Write the entries out again exactly as they stand, but without the pictures.

:: Dataset content

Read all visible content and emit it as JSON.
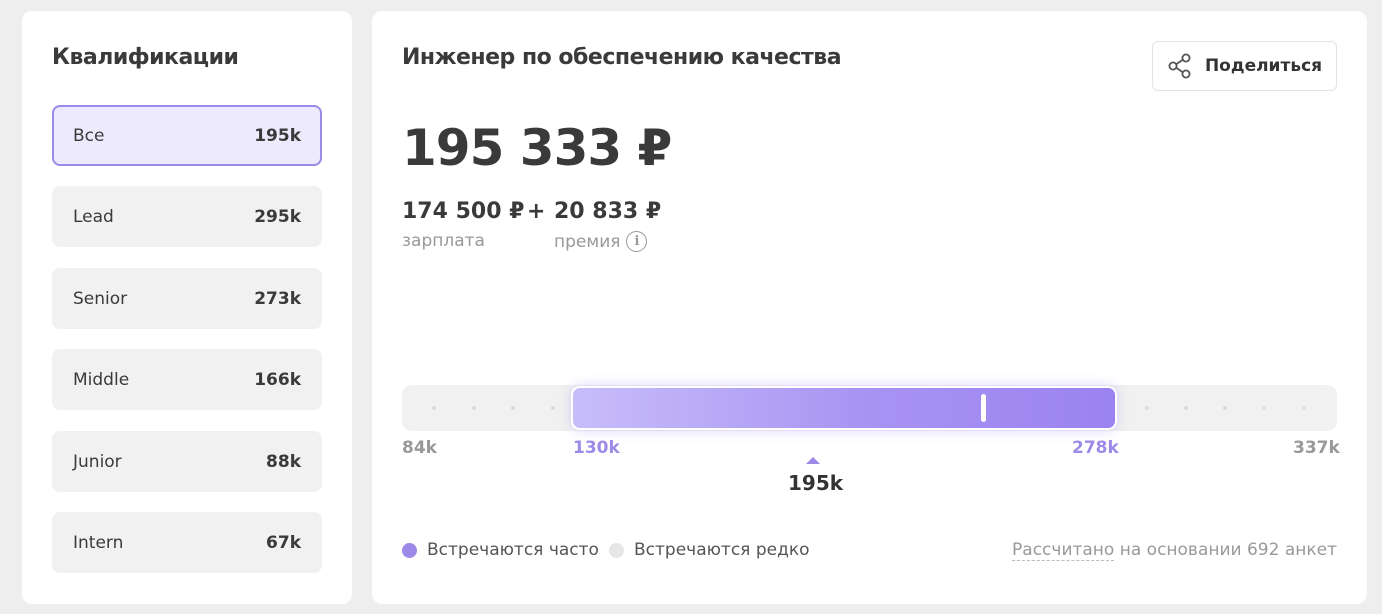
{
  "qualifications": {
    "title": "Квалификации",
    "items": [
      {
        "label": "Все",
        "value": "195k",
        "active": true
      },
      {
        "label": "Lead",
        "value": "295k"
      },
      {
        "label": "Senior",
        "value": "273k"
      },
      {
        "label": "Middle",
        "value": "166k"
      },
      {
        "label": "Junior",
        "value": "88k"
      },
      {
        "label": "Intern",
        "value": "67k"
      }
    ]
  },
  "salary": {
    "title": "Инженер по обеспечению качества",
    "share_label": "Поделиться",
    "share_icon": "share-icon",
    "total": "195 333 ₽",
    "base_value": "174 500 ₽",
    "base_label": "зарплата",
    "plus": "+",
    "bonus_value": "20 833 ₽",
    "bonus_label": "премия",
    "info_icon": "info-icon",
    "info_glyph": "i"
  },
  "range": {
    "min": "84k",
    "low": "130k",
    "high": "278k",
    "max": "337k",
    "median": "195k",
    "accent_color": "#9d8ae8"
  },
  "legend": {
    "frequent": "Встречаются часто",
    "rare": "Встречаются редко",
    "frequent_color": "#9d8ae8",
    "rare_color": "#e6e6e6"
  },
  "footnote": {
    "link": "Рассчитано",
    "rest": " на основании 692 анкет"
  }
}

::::

:: Answer box ::
Read all visible content and emit it as JSON.
{
  "qualifications": {
    "title": "Квалификации",
    "items": [
      {
        "label": "Все",
        "value": "195k",
        "active": true
      },
      {
        "label": "Lead",
        "value": "295k"
      },
      {
        "label": "Senior",
        "value": "273k"
      },
      {
        "label": "Middle",
        "value": "166k"
      },
      {
        "label": "Junior",
        "value": "88k"
      },
      {
        "label": "Intern",
        "value": "67k"
      }
    ]
  },
  "salary": {
    "title": "Инженер по обеспечению качества",
    "share_label": "Поделиться",
    "share_icon": "share-icon",
    "total": "195 333 ₽",
    "base_value": "174 500 ₽",
    "base_label": "зарплата",
    "plus": "+",
    "bonus_value": "20 833 ₽",
    "bonus_label": "премия",
    "info_icon": "info-icon",
    "info_glyph": "i"
  },
  "range": {
    "min": "84k",
    "low": "130k",
    "high": "278k",
    "max": "337k",
    "median": "195k",
    "accent_color": "#9d8ae8"
  },
  "legend": {
    "frequent": "Встречаются часто",
    "rare": "Встречаются редко",
    "frequent_color": "#9d8ae8",
    "rare_color": "#e6e6e6"
  },
  "footnote": {
    "link": "Рассчитано",
    "rest": " на основании 692 анкет"
  }
}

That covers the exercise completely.